The Internet is “free and open,” making the vast “network of networks” an integral engine for societal growth, participatory democracy and global commerce. Its healthy development came primarily through the lack of government regulation, not because of it. Although the Court seems to have offered the FCC a very narrow pathway to impose some form of Net Neutrality regulation on the Internet, nothing demands that the FCC go forward with its present plans.
Federal Communications Commission
Washington, D.C. 20554
In the Matter of Framework for Broadband Internet Service
GN Docket No. 10-127
FCC Docket No. 10-114
of the Undersigned Members of the
INTERNET FREEDOM COALITION
The Commission is being asked by Free Press and other organizations to pursue a radical course of action – reclassifying information services as telecommunications services in order to regulate the Internet for the first time. We write to urge the Commission to keep the Internet free of new government regulation and taxation and to refrain from rushing into such a potentially disastrous course of action.
Analysts are only beginning to grasp the extent of the disruptive and destructive consequences of regulating the Internet under Title II of the Communications Act, and the Commission is in no position to predict the outcome, much less assure Americans it will be positive. Americans have heard political leaders admit that we will not know the full extent or nature of massive health care and financial services regulations until after the underlying legislation has been passed. Now, Americans are facing the imposition of an even lesser-understood regulatory regime over the Internet without the benefit of any legislative process whatsoever.
Federal Communications Commission
Washington, D.C. 20554
In the Matter of
Preserving the Open Internet GN Docket No. 09-191
Broadband Industry Practices WC Docket No. 07-52
Supplemental Reply Comments of the Internet Freedom Coalition
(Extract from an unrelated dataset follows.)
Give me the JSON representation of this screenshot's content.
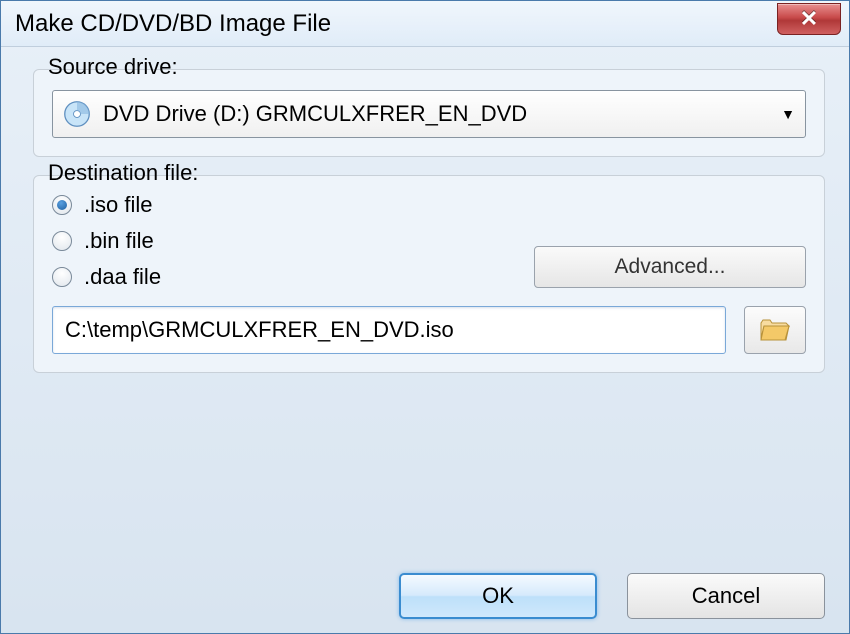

Just two days prior to the Commission’s deadline for reply comments regarding the above Notice of Proposed Rulemakings, the U.S. Court of Appeals ruled in Comcast v. FCC that the Commission has no authority to enact Net Neutrality rules. The deadline for comments was extended, particularly to facilitate discussion of other methods of promulgating Net Neutrality regulations.
Beginning with comments on the National Broadband Plan filed by Public Knowledge in January, a small number of organizations have since proposed classifying the Internet as a Title II common carrier service as a way of asserting the Commission’s authority to enact Net Neutrality regulations. The Internet Freedom Coalition respectfully submits these reply comments in strong opposition to any effort to reclassify the Internet as a Title II service.